Is there a simple stochastic exploitation strategy like this?

- MEMORIZE (a randomized spaced-repetition review algorithm derived using principles from control theory)

https://www.newyorker.com/magazine/2018/10/08/the-comforting-fictions-of-dementia-care

Some years ago, a company in Boston began marketing Simulated Presence Therapy, which involved making a prerecorded audiotape to simulate one side of a phone conversation. A relative or someone close to the patient would put together an “asset inventory” of the patient’s cherished memories, anecdotes, and subjects of special interest; a chatty script was developed from the inventory, and a tape was recorded according to the script, with pauses every now and then to allow time for replies. When the tape was ready, the patient was given headphones to listen to it and told that they were talking to the person over the phone. Because patients’ memories were short, they could listen to the same tape over and over, even daily, and find it newly comforting each time. There was a séance-like quality to these sessions: they were designed to simulate the presence of someone who was merely not there, but they could, in principle, continue even after that person was dead.

TODO:
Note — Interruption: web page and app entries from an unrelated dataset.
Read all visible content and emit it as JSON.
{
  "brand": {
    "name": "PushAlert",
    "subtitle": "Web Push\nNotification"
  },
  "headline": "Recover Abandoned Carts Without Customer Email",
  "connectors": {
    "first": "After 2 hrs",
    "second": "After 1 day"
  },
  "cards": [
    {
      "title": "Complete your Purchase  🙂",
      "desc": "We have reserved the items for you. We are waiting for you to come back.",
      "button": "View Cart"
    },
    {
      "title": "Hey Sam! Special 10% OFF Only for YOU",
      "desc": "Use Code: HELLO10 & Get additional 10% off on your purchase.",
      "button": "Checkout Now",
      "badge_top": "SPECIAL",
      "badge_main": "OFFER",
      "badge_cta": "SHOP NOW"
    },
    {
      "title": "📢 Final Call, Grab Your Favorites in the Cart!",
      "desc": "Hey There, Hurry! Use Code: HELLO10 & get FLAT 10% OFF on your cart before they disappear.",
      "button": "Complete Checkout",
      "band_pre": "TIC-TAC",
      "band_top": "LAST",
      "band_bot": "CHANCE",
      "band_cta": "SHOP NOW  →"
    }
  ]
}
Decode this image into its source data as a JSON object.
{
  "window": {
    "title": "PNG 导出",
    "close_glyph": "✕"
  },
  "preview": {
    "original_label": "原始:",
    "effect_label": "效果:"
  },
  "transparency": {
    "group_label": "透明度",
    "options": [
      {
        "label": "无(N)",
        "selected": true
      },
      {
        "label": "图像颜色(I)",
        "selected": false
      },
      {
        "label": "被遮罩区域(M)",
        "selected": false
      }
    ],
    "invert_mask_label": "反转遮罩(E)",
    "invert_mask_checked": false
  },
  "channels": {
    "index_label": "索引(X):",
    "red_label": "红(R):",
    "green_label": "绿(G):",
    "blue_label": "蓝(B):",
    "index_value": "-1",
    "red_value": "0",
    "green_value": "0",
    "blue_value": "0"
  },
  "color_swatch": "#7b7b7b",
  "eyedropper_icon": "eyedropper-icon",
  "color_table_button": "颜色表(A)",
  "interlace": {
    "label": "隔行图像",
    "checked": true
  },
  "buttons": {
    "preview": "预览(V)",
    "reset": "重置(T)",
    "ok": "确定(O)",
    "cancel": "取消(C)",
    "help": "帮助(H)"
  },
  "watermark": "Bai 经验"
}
- write a simple demo of the 5k films example ignoring uncertainty to see what the exploit pattern looks like
- use the rating resorter to convert my MAL ratings into a more informative uniform distribution
- MAL average ratings for unwatched anime should be standardized based on MAL mean/SD (in part because the averages aren’t discretized, and in part because they are not comparable with my uniformized ratings)